Data for this task ▸
= Beginning of Section =
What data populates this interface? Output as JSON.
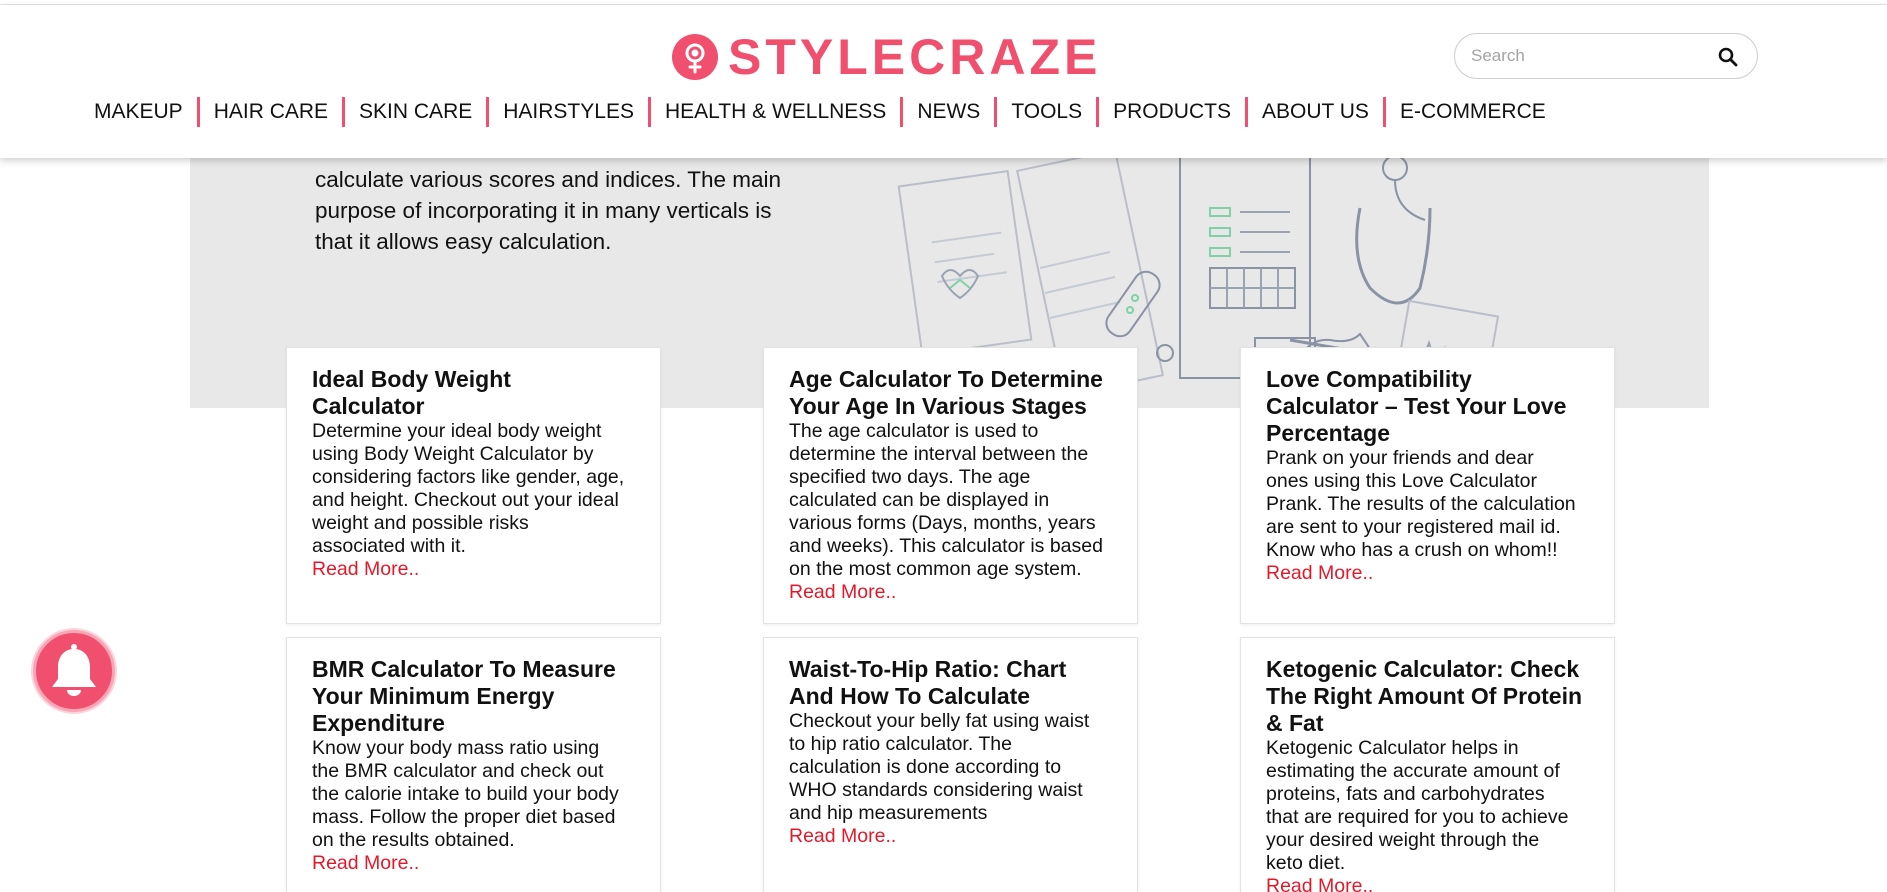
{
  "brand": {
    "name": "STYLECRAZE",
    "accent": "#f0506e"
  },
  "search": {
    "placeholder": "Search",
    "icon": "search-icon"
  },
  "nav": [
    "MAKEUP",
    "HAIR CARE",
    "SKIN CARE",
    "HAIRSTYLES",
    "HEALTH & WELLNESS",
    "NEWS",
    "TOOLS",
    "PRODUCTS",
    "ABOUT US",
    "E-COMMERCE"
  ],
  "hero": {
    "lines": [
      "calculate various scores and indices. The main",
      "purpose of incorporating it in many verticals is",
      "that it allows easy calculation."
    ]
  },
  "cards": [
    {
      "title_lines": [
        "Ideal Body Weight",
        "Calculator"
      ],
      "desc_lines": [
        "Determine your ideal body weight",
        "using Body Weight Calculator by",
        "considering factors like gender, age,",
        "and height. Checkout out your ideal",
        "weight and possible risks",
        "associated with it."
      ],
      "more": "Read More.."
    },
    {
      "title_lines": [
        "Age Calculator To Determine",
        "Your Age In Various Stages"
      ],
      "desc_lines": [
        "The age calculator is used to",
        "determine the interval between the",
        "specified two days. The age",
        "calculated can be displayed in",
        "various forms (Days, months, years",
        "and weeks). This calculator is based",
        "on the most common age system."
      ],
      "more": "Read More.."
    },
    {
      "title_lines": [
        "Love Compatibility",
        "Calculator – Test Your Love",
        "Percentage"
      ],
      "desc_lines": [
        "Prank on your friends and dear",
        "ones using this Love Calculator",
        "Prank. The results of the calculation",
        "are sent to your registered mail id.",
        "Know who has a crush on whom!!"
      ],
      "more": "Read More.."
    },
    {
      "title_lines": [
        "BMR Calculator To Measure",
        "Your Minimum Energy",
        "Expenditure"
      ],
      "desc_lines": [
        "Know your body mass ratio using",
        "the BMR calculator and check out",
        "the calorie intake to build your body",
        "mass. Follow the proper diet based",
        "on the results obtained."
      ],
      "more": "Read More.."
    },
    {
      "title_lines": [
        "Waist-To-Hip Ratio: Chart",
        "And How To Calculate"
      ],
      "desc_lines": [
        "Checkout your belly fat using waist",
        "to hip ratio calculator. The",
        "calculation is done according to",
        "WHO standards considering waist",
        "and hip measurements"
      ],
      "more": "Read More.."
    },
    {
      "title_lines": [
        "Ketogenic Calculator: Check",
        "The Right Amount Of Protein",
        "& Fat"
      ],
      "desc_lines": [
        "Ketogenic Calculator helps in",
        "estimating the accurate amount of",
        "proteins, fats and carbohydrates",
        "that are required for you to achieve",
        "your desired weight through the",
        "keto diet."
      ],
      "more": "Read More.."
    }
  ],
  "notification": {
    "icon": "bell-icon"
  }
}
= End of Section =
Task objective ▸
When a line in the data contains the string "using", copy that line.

Task response ▸
        "using Body Weight Calculator by",
        "ones using this Love Calculator",
        "Know your body mass ratio using",
        "Checkout your belly fat using waist",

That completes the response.